* **WORK ORDER**
Only a number is expected in reply: the count of lines below where the word "text" occurs.

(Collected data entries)
━━━━━━━━
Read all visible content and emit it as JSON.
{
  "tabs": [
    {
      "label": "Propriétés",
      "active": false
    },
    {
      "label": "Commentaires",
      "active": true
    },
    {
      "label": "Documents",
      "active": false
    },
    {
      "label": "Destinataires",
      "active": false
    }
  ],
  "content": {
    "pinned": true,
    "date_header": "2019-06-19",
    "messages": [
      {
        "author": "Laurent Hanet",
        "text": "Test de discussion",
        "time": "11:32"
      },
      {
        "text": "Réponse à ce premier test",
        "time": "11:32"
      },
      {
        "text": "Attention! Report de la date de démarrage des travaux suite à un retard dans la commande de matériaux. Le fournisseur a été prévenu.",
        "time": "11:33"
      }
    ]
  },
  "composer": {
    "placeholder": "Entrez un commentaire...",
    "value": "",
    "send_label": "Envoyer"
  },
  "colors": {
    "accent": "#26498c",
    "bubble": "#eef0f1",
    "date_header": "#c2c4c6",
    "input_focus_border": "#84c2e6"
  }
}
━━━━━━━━
* **EXERCISE RESULT**
3